Directions :: For the word "metrics", find each line in the entries where it occurs and copy that line.

(Stored dataset items)
▬▬▬▬▬▬
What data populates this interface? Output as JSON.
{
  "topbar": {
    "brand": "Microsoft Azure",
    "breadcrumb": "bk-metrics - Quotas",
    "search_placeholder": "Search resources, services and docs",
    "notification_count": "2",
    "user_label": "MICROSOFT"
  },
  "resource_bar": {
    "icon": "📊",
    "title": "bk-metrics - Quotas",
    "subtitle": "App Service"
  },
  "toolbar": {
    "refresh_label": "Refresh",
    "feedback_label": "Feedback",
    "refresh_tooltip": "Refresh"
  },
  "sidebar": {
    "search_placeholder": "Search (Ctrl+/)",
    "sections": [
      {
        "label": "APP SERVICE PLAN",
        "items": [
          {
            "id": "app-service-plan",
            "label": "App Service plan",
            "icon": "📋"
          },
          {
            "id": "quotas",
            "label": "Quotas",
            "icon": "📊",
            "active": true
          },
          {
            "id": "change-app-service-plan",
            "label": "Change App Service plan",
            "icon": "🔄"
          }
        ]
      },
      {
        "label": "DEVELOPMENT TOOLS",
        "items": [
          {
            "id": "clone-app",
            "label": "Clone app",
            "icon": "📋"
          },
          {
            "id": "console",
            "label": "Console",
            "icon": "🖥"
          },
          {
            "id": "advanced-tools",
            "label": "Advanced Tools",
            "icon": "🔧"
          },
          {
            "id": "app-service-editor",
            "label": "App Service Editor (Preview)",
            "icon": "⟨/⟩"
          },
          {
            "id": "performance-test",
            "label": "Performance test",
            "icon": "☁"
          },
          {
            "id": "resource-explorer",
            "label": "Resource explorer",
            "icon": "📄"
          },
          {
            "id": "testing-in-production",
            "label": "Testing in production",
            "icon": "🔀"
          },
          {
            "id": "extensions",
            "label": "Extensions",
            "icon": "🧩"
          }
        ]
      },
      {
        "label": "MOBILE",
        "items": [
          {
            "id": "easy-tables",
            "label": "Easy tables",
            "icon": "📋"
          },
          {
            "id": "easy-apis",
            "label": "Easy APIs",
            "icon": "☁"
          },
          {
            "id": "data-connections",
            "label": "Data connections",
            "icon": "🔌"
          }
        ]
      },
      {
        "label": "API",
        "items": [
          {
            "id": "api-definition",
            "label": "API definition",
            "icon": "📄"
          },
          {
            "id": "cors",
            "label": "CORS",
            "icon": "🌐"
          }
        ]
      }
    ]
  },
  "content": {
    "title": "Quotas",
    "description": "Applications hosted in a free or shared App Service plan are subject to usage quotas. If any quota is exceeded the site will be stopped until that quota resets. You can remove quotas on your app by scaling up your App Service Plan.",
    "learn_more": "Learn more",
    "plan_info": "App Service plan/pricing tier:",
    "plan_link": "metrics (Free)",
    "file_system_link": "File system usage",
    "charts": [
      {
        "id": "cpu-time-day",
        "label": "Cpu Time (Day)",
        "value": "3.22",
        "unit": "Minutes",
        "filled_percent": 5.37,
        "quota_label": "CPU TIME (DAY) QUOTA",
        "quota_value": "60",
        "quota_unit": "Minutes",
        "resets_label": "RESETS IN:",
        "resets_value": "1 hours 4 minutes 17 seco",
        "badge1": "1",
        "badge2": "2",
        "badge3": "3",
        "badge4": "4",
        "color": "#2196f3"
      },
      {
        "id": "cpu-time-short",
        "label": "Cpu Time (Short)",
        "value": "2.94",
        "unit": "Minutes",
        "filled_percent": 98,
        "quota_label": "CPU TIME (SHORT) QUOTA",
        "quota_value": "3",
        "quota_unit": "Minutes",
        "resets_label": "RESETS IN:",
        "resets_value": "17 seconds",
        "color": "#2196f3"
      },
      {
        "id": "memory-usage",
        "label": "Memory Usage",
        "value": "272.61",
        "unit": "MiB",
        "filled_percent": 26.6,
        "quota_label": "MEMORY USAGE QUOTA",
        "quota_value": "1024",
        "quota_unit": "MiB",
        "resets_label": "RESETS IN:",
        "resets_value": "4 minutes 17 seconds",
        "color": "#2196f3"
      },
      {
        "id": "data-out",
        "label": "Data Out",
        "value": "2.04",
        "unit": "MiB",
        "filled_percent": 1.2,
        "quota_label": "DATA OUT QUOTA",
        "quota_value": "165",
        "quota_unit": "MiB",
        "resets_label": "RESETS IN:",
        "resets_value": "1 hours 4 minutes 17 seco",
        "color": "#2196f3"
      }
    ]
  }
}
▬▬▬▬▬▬
Answer box ::
    "breadcrumb": "bk-metrics - Quotas",
    "title": "bk-metrics - Quotas",
    "plan_link": "metrics (Free)",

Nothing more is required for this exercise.